So for dinner we had a tikka curry with potatoes, veggies, and paneer. With saffron rice. And it was lovely. Six years ago I never would have thought to put this meal together.

06 December 2009

A list...

I may have mentioned this before, but I think it bears repeating: I love lists. I get causght up in the creation of lists and before I know it time has disappeared... time which I really needed for other things, like term papers or cleaning or reading articles or the giant pile of library books I have somehow acquired.

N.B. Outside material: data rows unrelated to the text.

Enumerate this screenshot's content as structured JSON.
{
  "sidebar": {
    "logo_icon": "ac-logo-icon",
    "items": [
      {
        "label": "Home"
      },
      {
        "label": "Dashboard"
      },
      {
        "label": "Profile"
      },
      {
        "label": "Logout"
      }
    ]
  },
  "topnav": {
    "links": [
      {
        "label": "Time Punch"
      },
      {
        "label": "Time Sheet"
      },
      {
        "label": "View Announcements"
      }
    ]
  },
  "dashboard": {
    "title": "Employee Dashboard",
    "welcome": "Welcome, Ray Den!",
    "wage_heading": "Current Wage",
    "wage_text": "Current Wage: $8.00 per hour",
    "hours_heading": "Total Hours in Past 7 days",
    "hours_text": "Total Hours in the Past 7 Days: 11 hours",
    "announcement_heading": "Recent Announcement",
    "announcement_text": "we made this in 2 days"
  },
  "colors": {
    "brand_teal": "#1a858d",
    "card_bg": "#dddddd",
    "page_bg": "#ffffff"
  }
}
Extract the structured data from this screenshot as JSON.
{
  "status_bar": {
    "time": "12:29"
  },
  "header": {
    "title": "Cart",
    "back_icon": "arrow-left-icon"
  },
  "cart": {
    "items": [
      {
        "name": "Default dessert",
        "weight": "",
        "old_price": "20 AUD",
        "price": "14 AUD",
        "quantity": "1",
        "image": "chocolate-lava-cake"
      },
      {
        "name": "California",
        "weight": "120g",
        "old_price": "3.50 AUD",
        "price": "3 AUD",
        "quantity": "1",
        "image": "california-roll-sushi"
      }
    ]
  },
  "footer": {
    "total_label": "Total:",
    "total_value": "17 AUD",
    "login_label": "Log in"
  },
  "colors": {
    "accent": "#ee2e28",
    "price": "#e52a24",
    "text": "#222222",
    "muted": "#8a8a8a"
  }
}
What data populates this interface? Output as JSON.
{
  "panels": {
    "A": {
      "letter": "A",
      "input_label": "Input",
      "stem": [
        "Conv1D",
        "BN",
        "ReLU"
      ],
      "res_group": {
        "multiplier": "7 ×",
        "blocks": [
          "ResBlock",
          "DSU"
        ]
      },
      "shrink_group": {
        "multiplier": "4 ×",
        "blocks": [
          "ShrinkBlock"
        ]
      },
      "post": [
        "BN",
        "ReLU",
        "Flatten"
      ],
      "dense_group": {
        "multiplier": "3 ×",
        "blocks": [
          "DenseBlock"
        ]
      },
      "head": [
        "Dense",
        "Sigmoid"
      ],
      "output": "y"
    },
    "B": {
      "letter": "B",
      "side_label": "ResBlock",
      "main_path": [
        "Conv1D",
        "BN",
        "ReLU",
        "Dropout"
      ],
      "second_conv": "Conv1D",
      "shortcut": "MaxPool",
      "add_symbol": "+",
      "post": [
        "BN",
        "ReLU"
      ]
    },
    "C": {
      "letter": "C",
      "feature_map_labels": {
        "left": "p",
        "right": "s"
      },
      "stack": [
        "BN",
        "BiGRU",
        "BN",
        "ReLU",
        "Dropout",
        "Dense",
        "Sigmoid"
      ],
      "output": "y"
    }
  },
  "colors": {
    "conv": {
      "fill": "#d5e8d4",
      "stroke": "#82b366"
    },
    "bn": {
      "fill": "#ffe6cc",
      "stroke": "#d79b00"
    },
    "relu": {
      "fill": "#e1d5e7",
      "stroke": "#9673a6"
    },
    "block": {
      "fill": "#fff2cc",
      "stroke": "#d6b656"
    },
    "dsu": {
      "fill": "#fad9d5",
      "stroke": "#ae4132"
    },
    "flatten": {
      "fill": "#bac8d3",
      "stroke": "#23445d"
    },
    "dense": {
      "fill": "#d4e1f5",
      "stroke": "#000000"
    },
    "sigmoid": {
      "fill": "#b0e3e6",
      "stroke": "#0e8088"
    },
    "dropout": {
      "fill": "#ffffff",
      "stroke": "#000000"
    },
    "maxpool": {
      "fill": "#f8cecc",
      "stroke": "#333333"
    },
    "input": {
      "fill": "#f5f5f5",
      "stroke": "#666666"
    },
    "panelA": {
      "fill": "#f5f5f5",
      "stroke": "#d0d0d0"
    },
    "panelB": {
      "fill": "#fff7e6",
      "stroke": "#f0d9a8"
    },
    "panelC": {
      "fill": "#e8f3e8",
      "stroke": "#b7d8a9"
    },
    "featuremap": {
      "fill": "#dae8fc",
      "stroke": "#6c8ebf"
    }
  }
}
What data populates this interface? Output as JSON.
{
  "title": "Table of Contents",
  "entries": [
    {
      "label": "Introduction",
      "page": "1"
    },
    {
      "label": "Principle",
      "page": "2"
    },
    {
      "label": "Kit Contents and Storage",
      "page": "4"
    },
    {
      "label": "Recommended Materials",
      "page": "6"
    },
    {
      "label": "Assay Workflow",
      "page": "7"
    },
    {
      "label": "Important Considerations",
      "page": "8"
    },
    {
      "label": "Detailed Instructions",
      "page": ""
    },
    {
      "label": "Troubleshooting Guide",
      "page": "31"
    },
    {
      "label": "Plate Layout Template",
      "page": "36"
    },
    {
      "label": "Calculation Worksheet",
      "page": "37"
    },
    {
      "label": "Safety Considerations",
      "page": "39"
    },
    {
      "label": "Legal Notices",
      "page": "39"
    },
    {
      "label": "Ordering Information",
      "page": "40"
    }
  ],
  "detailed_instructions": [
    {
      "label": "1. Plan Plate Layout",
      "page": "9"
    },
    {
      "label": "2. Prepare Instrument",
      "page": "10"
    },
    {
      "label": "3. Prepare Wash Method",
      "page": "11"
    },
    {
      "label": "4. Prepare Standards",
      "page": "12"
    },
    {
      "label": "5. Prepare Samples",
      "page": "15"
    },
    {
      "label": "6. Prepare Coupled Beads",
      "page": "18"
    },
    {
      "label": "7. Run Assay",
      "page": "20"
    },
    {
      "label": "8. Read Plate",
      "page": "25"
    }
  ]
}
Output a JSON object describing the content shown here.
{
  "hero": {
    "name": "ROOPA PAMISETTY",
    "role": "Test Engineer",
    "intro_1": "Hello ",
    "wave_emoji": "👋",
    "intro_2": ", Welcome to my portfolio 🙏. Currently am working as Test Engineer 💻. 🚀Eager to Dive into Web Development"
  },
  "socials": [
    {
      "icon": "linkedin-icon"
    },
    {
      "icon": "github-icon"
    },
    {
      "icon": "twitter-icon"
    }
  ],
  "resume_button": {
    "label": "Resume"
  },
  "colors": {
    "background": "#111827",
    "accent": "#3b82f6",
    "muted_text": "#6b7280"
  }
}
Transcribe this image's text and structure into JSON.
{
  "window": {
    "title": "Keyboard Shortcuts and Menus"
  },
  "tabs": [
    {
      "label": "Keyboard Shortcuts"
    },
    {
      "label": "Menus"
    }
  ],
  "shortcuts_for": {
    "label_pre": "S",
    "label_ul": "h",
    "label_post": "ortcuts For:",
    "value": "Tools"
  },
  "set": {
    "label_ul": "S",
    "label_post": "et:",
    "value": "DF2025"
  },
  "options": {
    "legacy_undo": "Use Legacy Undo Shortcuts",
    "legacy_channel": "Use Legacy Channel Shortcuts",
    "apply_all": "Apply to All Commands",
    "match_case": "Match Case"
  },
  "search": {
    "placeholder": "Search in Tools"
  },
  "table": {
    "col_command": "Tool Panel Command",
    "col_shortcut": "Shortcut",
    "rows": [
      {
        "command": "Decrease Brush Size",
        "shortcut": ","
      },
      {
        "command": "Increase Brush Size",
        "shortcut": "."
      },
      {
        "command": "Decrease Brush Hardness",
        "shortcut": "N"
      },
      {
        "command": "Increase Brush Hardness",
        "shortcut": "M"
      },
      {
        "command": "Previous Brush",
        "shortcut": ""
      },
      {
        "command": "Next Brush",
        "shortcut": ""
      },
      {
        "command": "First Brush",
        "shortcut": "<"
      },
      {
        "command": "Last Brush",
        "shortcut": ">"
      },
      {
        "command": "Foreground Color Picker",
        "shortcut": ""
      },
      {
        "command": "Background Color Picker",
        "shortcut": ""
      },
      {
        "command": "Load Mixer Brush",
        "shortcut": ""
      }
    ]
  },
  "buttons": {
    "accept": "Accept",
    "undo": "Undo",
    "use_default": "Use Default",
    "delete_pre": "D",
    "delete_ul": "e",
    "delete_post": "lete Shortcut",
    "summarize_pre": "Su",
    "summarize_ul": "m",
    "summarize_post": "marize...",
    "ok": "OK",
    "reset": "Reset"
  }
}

But never mind, since I made the list, I will share it with you...

A list of food-related books which I would like to read:
  • I Loved, I Lost, I Made Spaghetti by Giulia Melucci
  • The Butcher and the Vegetarian: One Woman's Romp Through a World of Men, Meat, and Moral Crisis by Tara Austen Weaver
  • Catching Fire: How Cooking Made Us Human by Richard W. Wrangham
  • The Lost Ravioli Recipes of Hoboken: A Search for Food and Family by Laura Schenone
  • A Thousand Years Over a Hot Stove: A History of American Women Told through Food, Recipes, and Remembrances by Laura Schenone
  • From Betty Crocker to Feminist Food Studies: Critical Perspectives on Women And Food by Arlene Voski Avakian (Editor), Barbara Haber (Editor)
  • The Sharper Your Knife, the Less You Cry: Love, Laughter, and Tears at the World's Most Famous Cooking School by Kathleen Flinn
  • Nigella Lawson: A Biography by Gilly Smith
  • The Kitchen Diaries: A Year in the Kitchen with Nigel Slater by Nigel Slater
  • Liquid Jade: The Story of Tea from East to West by Beatrice Hohenegger
  • Tea: The Drink that Changed the World by Laura C. Martin
  • The Story of Tea: A Cultural History and Drinking Guide by Mary Lou Heiss
  • Insatiable: Tales from a Life of Delicious Excess by Gael Greene
  • My Life in France by Alex Prud'homme, Julia Child
  • Service Included: Four-Star Secrets of an Eavesdropping Waiter by Phoebe Damrosch
  • American Food Writing: An Anthology: With Classic Recipes by Molly O'Neill (Editor)
  • Alice Waters and Chez Panisse: The Romantic, Impractical, Often Eccentric, Ultimately Brilliant Making of a Food Revolution by Thomas McNamee
  • A Homemade Life: Stories and Recipes from My Kitchen Table by Molly Wizenberg
  • The School of Essential Ingredients
  • Eat, Memory: Great Writers at the Table, a Collection of Essays form The New York Times
  • The Hunger: A Story of Food, Desire, and Ambition
  • Eating My Words: An Appetite for Life
  • What We Eat When We Eat Alone: Stories and 100 Recipes
  • Amarcord: Marcella Remembers
  • Hungry Monkey: A Food-Loving Father's Quest to Raise an Adventurous Eater by Matthew Amster-Burton
  • The Recipe Writer's Handbook, Revised and updated
  • Between Meals: An Appetite for Paris
  • Home Cooking: A Writer in the Kitchen
  • More Home Cooking: A Writer Returns to the Kitchen
  • The Apprentice: My Life in the Kitchen
  • It Seemed Like a Good Idea at the Time: My Adventures in Life and Food
It is by no means a complete list, and I think there in may lay some of the seduction of lists - they always need one more item... What would you add?